Records drawn from a dataset:
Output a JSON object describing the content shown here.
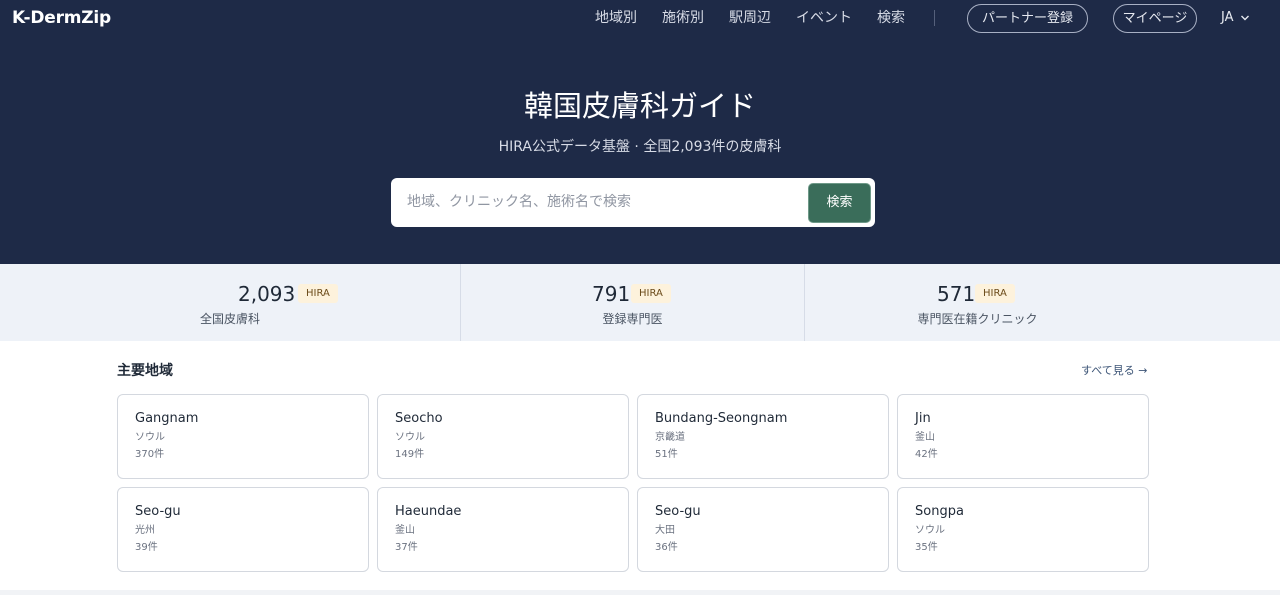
{
  "header": {
    "logo": "K-DermZip",
    "nav": [
      "地域別",
      "施術別",
      "駅周辺",
      "イベント",
      "検索"
    ],
    "partner_label": "パートナー登録",
    "mypage_label": "マイページ",
    "language": "JA",
    "language_icon": "chevron-down-icon"
  },
  "hero": {
    "title": "韓国皮膚科ガイド",
    "subtitle": "HIRA公式データ基盤 · 全国2,093件の皮膚科",
    "search_placeholder": "地域、クリニック名、施術名で検索",
    "search_value": "",
    "search_button": "検索"
  },
  "stats": [
    {
      "value": "2,093",
      "badge": "HIRA",
      "label": "全国皮膚科"
    },
    {
      "value": "791",
      "badge": "HIRA",
      "label": "登録専門医"
    },
    {
      "value": "571",
      "badge": "HIRA",
      "label": "専門医在籍クリニック"
    }
  ],
  "regions": {
    "title": "主要地域",
    "see_all": "すべて見る →",
    "cards": [
      {
        "name": "Gangnam",
        "city": "ソウル",
        "count": "370件"
      },
      {
        "name": "Seocho",
        "city": "ソウル",
        "count": "149件"
      },
      {
        "name": "Bundang-Seongnam",
        "city": "京畿道",
        "count": "51件"
      },
      {
        "name": "Jin",
        "city": "釜山",
        "count": "42件"
      },
      {
        "name": "Seo-gu",
        "city": "光州",
        "count": "39件"
      },
      {
        "name": "Haeundae",
        "city": "釜山",
        "count": "37件"
      },
      {
        "name": "Seo-gu",
        "city": "大田",
        "count": "36件"
      },
      {
        "name": "Songpa",
        "city": "ソウル",
        "count": "35件"
      }
    ]
  },
  "colors": {
    "hero_bg": "#1e2a47",
    "accent": "#3a6d5a",
    "stats_bg": "#eef2f8",
    "badge_bg": "#fdf2dc"
  }
}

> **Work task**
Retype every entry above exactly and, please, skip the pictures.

> **Expected output**
Output a JSON object describing the content shown here.
{
  "header": {
    "logo": "K-DermZip",
    "nav": [
      "地域別",
      "施術別",
      "駅周辺",
      "イベント",
      "検索"
    ],
    "partner_label": "パートナー登録",
    "mypage_label": "マイページ",
    "language": "JA",
    "language_icon": "chevron-down-icon"
  },
  "hero": {
    "title": "韓国皮膚科ガイド",
    "subtitle": "HIRA公式データ基盤 · 全国2,093件の皮膚科",
    "search_placeholder": "地域、クリニック名、施術名で検索",
    "search_value": "",
    "search_button": "検索"
  },
  "stats": [
    {
      "value": "2,093",
      "badge": "HIRA",
      "label": "全国皮膚科"
    },
    {
      "value": "791",
      "badge": "HIRA",
      "label": "登録専門医"
    },
    {
      "value": "571",
      "badge": "HIRA",
      "label": "専門医在籍クリニック"
    }
  ],
  "regions": {
    "title": "主要地域",
    "see_all": "すべて見る →",
    "cards": [
      {
        "name": "Gangnam",
        "city": "ソウル",
        "count": "370件"
      },
      {
        "name": "Seocho",
        "city": "ソウル",
        "count": "149件"
      },
      {
        "name": "Bundang-Seongnam",
        "city": "京畿道",
        "count": "51件"
      },
      {
        "name": "Jin",
        "city": "釜山",
        "count": "42件"
      },
      {
        "name": "Seo-gu",
        "city": "光州",
        "count": "39件"
      },
      {
        "name": "Haeundae",
        "city": "釜山",
        "count": "37件"
      },
      {
        "name": "Seo-gu",
        "city": "大田",
        "count": "36件"
      },
      {
        "name": "Songpa",
        "city": "ソウル",
        "count": "35件"
      }
    ]
  },
  "colors": {
    "hero_bg": "#1e2a47",
    "accent": "#3a6d5a",
    "stats_bg": "#eef2f8",
    "badge_bg": "#fdf2dc"
  }
}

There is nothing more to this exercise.